* [WORK TO COMPLETE]: Locate all lines in the data below that hold "Book" and show them.

(Dataset rows describing interfaces)

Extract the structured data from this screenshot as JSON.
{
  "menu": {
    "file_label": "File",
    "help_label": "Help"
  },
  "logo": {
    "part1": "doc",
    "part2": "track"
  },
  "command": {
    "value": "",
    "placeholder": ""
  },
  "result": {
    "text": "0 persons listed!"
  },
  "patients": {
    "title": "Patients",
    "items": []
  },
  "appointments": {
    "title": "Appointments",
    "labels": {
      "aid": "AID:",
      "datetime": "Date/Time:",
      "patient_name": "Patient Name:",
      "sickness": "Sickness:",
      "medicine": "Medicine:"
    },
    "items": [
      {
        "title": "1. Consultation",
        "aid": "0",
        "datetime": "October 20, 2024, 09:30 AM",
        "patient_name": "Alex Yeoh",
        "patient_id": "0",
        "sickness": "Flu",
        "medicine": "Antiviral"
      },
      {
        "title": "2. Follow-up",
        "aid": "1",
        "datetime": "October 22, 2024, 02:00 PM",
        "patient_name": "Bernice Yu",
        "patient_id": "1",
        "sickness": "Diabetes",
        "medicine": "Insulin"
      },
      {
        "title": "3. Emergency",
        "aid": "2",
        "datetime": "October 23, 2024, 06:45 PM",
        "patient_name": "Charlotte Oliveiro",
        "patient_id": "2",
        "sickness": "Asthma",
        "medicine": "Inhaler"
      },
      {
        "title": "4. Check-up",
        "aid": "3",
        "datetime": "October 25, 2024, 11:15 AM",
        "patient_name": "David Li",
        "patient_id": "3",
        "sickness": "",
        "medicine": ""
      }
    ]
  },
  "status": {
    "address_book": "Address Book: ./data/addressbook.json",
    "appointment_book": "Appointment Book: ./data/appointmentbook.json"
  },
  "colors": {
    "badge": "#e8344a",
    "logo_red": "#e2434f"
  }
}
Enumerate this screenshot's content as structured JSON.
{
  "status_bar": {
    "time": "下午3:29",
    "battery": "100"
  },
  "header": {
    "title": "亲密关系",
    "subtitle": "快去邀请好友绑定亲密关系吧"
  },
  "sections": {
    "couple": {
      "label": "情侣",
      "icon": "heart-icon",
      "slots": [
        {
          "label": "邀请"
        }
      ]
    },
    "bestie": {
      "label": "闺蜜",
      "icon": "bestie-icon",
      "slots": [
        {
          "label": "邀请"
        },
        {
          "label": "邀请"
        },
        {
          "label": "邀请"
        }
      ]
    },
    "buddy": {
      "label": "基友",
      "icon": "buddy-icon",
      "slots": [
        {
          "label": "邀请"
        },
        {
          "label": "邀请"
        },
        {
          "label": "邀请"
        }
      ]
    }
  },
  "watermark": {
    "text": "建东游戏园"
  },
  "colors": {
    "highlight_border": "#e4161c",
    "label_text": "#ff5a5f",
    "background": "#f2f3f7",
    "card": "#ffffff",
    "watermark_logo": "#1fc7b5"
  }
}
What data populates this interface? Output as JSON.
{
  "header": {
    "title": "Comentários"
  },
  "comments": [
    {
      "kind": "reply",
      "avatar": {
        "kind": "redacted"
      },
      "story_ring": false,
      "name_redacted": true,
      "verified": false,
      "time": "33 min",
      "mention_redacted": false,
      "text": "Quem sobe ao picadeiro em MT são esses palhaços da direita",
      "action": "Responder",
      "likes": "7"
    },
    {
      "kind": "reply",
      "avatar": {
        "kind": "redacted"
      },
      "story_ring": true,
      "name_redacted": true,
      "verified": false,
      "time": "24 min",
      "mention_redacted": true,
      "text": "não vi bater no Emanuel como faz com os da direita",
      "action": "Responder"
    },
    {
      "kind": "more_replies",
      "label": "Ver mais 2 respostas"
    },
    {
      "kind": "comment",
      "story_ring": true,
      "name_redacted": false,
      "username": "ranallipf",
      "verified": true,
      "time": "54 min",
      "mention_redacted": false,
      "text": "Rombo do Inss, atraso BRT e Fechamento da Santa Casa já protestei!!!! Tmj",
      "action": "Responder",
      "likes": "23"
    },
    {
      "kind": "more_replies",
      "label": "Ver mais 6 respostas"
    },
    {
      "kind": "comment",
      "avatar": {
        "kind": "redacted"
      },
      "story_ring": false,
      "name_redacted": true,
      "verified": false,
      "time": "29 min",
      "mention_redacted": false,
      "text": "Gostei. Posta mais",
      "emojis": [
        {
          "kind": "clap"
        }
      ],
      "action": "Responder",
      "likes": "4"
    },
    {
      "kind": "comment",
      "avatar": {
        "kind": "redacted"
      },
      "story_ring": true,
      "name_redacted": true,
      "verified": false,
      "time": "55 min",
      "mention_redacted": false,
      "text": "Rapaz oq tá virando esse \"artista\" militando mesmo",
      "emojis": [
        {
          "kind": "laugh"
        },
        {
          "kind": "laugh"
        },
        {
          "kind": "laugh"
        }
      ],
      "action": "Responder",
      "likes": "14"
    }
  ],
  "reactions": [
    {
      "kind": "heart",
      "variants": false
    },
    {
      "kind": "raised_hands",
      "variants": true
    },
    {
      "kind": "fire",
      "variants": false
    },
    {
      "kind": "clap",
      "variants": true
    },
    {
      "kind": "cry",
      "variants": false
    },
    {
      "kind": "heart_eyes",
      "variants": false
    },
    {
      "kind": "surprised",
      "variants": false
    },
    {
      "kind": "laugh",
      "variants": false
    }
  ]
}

* [RESPONSE TO THIS TASK]:
    "address_book": "Address Book: ./data/addressbook.json",
    "appointment_book": "Appointment Book: ./data/appointmentbook.json"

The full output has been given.